PROBLEM DETAILS – Comb through the entries for "thumbs" and pull out each line that holds it.

EXCERPTED RECORDS –
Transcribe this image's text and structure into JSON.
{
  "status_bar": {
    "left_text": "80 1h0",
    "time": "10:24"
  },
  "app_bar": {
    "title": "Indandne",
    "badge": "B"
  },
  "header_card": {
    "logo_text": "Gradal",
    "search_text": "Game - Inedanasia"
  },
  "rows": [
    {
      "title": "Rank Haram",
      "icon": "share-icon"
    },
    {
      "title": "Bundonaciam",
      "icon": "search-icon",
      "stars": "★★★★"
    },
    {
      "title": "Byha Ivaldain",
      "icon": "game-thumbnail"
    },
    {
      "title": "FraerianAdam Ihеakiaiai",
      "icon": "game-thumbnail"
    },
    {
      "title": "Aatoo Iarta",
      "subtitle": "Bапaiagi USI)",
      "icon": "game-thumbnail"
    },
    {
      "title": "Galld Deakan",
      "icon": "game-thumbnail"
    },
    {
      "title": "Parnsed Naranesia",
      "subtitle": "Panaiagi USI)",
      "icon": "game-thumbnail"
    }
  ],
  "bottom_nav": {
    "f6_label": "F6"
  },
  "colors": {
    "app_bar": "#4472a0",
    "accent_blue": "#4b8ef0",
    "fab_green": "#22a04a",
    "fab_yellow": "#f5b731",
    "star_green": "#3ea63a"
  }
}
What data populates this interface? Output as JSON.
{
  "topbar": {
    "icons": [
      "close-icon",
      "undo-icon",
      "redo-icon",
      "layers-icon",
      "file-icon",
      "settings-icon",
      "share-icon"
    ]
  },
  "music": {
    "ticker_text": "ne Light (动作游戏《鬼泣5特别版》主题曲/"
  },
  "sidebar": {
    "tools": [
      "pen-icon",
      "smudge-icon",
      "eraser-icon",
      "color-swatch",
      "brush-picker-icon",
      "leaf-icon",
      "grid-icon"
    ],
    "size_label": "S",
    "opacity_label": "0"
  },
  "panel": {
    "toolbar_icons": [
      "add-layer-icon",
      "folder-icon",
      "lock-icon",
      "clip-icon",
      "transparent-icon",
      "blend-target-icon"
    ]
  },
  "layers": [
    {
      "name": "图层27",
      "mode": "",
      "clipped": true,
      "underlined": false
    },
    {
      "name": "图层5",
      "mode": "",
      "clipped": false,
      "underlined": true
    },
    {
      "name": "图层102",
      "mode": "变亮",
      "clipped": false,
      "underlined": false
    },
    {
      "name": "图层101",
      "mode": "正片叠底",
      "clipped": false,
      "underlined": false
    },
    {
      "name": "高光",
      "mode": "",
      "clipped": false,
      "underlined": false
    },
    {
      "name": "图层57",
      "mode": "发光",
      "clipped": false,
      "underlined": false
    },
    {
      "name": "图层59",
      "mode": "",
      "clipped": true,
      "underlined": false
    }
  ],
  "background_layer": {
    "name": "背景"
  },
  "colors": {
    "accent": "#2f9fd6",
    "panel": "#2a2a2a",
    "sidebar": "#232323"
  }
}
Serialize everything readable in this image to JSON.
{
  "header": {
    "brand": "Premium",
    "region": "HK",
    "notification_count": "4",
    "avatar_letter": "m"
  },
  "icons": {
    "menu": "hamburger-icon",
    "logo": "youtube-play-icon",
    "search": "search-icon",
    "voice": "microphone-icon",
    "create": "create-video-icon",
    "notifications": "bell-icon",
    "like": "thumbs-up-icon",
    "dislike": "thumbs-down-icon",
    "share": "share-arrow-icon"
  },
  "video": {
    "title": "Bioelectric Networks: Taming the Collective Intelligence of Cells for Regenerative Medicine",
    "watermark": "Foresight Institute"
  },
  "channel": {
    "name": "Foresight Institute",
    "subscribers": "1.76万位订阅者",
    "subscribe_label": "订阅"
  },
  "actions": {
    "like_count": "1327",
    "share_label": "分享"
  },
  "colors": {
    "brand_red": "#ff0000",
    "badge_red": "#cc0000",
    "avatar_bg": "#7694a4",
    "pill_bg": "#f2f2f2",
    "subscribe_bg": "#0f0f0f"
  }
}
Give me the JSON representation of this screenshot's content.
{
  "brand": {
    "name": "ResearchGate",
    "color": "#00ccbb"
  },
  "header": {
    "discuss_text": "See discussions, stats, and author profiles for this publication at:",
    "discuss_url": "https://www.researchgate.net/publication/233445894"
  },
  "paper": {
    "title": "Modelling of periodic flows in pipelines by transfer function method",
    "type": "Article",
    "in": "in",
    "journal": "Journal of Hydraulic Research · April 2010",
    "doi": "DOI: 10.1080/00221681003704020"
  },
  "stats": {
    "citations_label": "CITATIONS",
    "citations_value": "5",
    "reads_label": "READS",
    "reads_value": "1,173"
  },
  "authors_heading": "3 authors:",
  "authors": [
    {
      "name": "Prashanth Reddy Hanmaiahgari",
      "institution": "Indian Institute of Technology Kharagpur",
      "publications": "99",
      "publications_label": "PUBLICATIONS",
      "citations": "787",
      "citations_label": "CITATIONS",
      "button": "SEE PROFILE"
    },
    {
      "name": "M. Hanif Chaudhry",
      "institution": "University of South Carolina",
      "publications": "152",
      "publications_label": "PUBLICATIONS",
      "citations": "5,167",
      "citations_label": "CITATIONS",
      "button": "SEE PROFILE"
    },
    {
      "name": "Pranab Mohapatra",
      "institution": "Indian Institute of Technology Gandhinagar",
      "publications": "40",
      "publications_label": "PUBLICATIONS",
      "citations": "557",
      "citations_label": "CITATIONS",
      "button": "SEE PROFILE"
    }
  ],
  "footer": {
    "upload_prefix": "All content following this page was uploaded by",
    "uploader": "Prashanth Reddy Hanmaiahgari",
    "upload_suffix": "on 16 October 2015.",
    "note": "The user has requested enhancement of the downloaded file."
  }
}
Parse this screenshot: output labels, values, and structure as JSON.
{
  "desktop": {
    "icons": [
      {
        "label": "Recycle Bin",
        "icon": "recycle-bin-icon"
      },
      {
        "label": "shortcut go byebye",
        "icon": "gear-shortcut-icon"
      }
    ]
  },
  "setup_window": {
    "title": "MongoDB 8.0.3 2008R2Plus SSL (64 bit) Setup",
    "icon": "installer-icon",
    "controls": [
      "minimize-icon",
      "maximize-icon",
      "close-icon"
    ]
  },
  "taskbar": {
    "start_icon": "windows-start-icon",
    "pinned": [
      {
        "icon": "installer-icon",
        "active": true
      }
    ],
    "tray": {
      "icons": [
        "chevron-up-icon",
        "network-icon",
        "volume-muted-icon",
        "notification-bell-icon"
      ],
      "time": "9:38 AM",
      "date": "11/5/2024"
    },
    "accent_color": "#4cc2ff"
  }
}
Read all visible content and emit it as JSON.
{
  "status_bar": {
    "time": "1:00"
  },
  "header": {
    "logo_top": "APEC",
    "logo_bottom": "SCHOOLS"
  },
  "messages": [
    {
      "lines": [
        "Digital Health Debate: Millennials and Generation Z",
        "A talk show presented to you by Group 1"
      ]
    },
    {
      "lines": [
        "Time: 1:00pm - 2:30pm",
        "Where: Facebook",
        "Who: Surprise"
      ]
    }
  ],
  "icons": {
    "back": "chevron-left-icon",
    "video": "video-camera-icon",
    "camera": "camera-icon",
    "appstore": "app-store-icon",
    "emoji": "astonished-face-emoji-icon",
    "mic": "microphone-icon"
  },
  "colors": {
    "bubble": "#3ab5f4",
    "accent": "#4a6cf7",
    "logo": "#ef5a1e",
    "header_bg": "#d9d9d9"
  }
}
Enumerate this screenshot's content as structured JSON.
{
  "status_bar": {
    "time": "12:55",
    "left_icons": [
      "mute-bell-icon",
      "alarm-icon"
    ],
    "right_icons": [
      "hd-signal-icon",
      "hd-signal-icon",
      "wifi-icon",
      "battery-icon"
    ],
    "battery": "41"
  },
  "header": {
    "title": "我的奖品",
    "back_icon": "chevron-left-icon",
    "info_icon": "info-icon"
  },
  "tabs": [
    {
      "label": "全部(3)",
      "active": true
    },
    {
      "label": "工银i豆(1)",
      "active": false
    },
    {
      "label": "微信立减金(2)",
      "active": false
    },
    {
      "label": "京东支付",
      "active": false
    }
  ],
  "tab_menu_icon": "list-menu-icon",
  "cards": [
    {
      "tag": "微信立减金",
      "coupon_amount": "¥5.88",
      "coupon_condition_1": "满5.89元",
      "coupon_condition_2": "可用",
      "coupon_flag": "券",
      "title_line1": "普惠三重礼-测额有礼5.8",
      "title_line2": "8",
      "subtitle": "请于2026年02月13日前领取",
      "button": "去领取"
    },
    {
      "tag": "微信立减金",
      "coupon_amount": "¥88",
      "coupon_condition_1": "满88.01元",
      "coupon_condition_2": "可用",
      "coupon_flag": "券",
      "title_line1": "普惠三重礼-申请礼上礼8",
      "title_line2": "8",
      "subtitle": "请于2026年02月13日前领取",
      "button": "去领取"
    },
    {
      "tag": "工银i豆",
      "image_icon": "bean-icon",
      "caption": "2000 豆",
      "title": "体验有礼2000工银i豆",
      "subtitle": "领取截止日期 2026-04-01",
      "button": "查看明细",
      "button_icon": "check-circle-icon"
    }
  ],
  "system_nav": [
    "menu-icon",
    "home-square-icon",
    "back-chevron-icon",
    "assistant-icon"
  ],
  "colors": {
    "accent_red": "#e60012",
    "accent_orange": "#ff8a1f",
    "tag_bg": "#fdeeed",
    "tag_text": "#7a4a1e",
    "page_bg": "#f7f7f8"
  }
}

WRITTEN RESPONSE –
    "like": "thumbs-up-icon",
    "dislike": "thumbs-down-icon",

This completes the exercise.